Notwithstanding the latest oblivious comments of Crown Prince Jeb, the drumbeat demanding a significant increase in the national minimum wage continues to grow louder and louder — both at the grassroots level and in the world of data and research.
Confirmation of the latter can be found in two news studies highlighted last week by the wonks at the Economic Policy Institute.
In study #1, researchers at the federal Bureau of Labor Statistics found that pay for average American workers is and has been stagnant. As EPI President Lawrence Mishel explained in a post last week:
“Their analysis confirms that there has been very broad-based stagnant pay whether one examines just wages or a more comprehensive compensation measure that also incorporates changes in health, pension, and other benefits. The bottom 80 percent of workers had stagnant or declining hourly compensation while the bottom 88 percent of workers had stagnant or declining wages.”
Study #2 comes from EPI’s David Cooper. Here are the key findings:
- A $12 minimum wage in 2020 would undo the erosion in value of the minimum wage that took place largely in the 1980s. It would also reverse the growth in wage inequality between low-and middle-wage workers over the past generation.
- Raising the minimum wage to $12 by 2020 would directly or indirectly lift wages for 35.1 million workers—more than one in four U.S. workers.
- Over the phase-in period of the increases, affected workers would receive nearly $80 billion in increased wages. Once the increase is fully phased-in, the average affected worker would earn roughly $2,300 more each year than she does today (assuming no change in the number of work hours).
- The workers who would receive a pay increase do not fit the stereotypes of low-wage workers.
- The average age of affected workers is 36 years old.
- A larger share of affected workers are age 55 and older (15.3 percent) than are teens (10.7 percent).
- About two-thirds of affected workers are 25 years old or older.
- The majority of affected workers (55.9 percent) are women.
- Workers of color would disproportionately be affected, with more than one-third of black and Hispanic workers receiving a raise.
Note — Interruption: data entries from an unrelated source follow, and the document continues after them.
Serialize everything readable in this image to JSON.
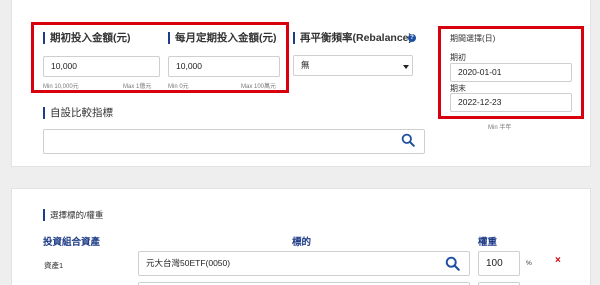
{
  "settings": {
    "initial_amount": {
      "label": "期初投入金額(元)",
      "value": "10,000",
      "min": "Min 10,000元",
      "max": "Max 1億元"
    },
    "periodic_amount": {
      "label": "每月定期投入金額(元)",
      "value": "10,000",
      "min": "Min 0元",
      "max": "Max 100萬元"
    },
    "rebalance": {
      "label": "再平衡頻率(Rebalance)",
      "help": "?",
      "value": "無"
    },
    "benchmark": {
      "label": "自設比較指標",
      "value": ""
    },
    "period": {
      "title": "期間選擇(日)",
      "start_label": "期初",
      "start_value": "2020-01-01",
      "end_label": "期末",
      "end_value": "2022-12-23",
      "min_note": "Min 半年"
    }
  },
  "portfolio": {
    "section_label": "選擇標的/權重",
    "headers": {
      "asset": "投資組合資產",
      "target": "標的",
      "weight": "權重"
    },
    "rows": [
      {
        "name": "資產1",
        "target": "元大台灣50ETF(0050)",
        "weight": "100",
        "unit": "%",
        "remove": "×"
      }
    ]
  },
  "colors": {
    "accent": "#1f3c88",
    "highlight": "#d9000d",
    "search": "#1f4fa0"
  }
}
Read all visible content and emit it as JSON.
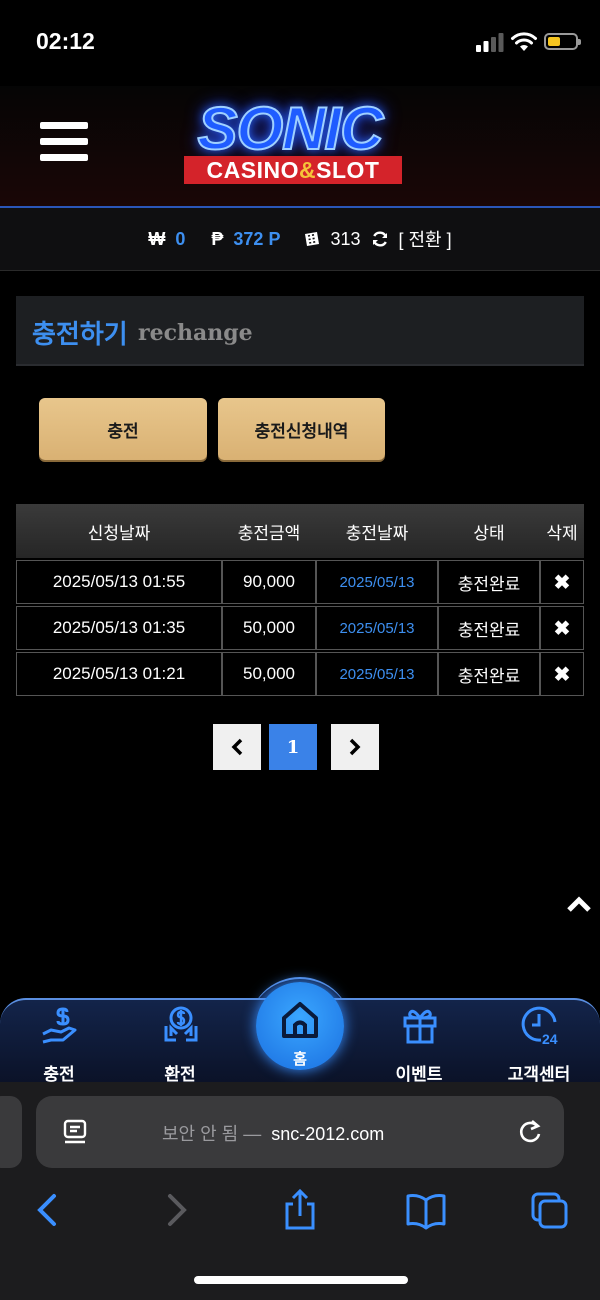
{
  "status_bar": {
    "time": "02:12",
    "battery_color": "#f5c520"
  },
  "header": {
    "menu_icon": "hamburger-icon",
    "logo_main": "SONIC",
    "logo_sub_a": "CASINO",
    "logo_sub_amp": "&",
    "logo_sub_b": "SLOT"
  },
  "balance": {
    "won_symbol": "₩",
    "won_value": "0",
    "point_symbol": "₱",
    "point_value": "372 P",
    "chip_count": "313",
    "convert_label": "[ 전환 ]"
  },
  "section": {
    "title_ko": "충전하기",
    "title_en": "rechange"
  },
  "actions": {
    "charge_label": "충전",
    "history_label": "충전신청내역"
  },
  "table": {
    "headers": [
      "신청날짜",
      "충전금액",
      "충전날짜",
      "상태",
      "삭제"
    ],
    "rows": [
      {
        "request_date": "2025/05/13 01:55",
        "amount": "90,000",
        "charge_date": "2025/05/13",
        "status": "충전완료",
        "delete": "✖"
      },
      {
        "request_date": "2025/05/13 01:35",
        "amount": "50,000",
        "charge_date": "2025/05/13",
        "status": "충전완료",
        "delete": "✖"
      },
      {
        "request_date": "2025/05/13 01:21",
        "amount": "50,000",
        "charge_date": "2025/05/13",
        "status": "충전완료",
        "delete": "✖"
      }
    ]
  },
  "pagination": {
    "current": "1"
  },
  "bottom_nav": {
    "items": [
      {
        "label": "충전",
        "icon": "hand-money-icon"
      },
      {
        "label": "환전",
        "icon": "exchange-icon"
      },
      {
        "label": "홈",
        "icon": "home-icon"
      },
      {
        "label": "이벤트",
        "icon": "gift-icon"
      },
      {
        "label": "고객센터",
        "icon": "support-24-icon"
      }
    ],
    "accent": "#3a8fff"
  },
  "browser": {
    "insecure_label": "보안 안 됨 —",
    "domain": "snc-2012.com"
  }
}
- Of workers who would receive a raise, the majority (57.4 percent) work full time, nearly half (45.1 percent) have at least some college experience, and more than a quarter (27.7 percent) have children.
- More than one-third (36.5 percent) of single parents who work would receive higher pay, including nearly 40 percent of working single mothers.
- The workers who would benefit are, on average, the primary breadwinners for their family, earning more than half (54.3 percent) of their family’s total income.
- Indexing the minimum wage to median wages would ensure that low-wage workers share in broad improvements in U.S. living standards, and would prevent future growth in inequality between low- and middle-wage workers.
The bottom line: Despite their hard work and productivity, the 1% economy is failing most Americans. Strong and persistent public action is needed to address the situation.